    Ron> Thanks for commenting...maybe you can share you experience in your blog dealing with the special genera. I don't have that types of genera. For most of orchid collector within my region,I'm sure they never see that orchid species before.


  7. Andrea Says:

    hi thanks for visiting my post. I can see you are into orchids too, some of my commenters asked me to put "how to's" for orchids but i don't seem to like that as i post spontaneously from my head without preparation. By the way, your discussion seems a bit confusing as sometimes you mention bulb, sometimes you mention tree, sometimes plant; as followes ("Bulb is then bound to the material that has been hanging in the pack in the pot. This is to ensure that planted trees are not moving on the pot"). I'd like to suggest that different orchids have different terms for their stem, Bulbophyllums have bulbs, Catleya is not called a bulb or a tree. These are just reminders to make the message more understandable. thanks.


  8. Andrea> Thanks drop here and corrected me.


  9. Eddy Says:

    Makarimi, Its good to know that what I've thought you is being put into practice. Dettol spray kills 99.99% of germs and bacteria, so the chances of bacteria spreading is very slim. Regards : Shamas


  10. This is a great tutorial. Thank you!


  11. fer Says:

    Very nice tutorial! It made me consider if i could have a orchid in my garden. Thanks


  12. Autumn Belle Says:

    This is a great tutorial for me. I'm sure I have not been doing it correctly since I never used sulphur powder or other germ killer. I have lots of sulphur powder which I can put to good use now. I have this cattleya too.


  13. I really like your idea of starting with the root first, never thought that without putting any media for the root material can cause the roots to spring so many roots.
    The problem I face is the fear of killing the plant when removing all the roots and the plant slowly dies.
    I have reed orchids with me but they don't seemed to flower for years, even with so many application of fertilisers.
    How long should I continue trying?
    (or should I throw it away and get a better hybrid?)

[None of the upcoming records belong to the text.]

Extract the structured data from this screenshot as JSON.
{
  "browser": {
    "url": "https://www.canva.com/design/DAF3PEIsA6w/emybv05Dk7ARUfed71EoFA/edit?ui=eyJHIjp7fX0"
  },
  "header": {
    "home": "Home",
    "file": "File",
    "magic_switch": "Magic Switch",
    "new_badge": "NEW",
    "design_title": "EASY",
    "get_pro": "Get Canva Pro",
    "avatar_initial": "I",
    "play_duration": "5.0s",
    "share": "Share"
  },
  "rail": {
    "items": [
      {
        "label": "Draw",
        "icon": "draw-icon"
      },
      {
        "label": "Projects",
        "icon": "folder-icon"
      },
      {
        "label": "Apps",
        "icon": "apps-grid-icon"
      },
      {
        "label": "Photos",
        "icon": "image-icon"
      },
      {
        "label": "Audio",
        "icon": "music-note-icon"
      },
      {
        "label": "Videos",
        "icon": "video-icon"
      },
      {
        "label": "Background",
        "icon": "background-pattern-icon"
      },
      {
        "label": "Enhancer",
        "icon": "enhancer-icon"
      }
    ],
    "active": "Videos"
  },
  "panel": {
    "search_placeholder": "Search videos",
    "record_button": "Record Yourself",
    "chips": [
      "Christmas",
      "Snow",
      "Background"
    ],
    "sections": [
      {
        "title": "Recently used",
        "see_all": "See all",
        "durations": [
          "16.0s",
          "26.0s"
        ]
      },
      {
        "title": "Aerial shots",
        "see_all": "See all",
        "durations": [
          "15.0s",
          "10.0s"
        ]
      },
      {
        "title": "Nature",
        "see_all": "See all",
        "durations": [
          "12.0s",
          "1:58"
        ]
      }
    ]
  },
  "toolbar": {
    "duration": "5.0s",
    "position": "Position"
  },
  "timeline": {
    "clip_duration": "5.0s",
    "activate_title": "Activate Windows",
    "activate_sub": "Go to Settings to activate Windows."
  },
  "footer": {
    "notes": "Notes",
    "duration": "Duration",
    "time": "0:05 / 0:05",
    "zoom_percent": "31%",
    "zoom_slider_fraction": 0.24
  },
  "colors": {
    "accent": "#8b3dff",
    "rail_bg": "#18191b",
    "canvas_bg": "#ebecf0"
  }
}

  14. Shamas> Thanks Sifu...;-)

    Fer> Thanks. You should try planting orchid in your garden. Phalaenopsis is more tolerant with your environment, i think.

    Autumn Belle>Thanks. Maybe you should try to replant your cattleya and share your experience in your next post.

    James Missier> Thanks for visit. Don't worry to have bare roots pseudobulb cattleya or allied hybrid, they will growth more roots after you removed all of them, the only thing you need to remind yourself is, pls ensure your cutter is free from bacteria, by using dettol/ethanol/ burn it.
    Don't throw away, maybe your orchid not enough expose to the sunlight, try to change the place for 1 month and see what happen, if still not have flower, don't watering that plant for a week and watering back after that. If still not success you can send me mail and i will explain in detail.


  15. How long do i hv to wait for the new root to grow?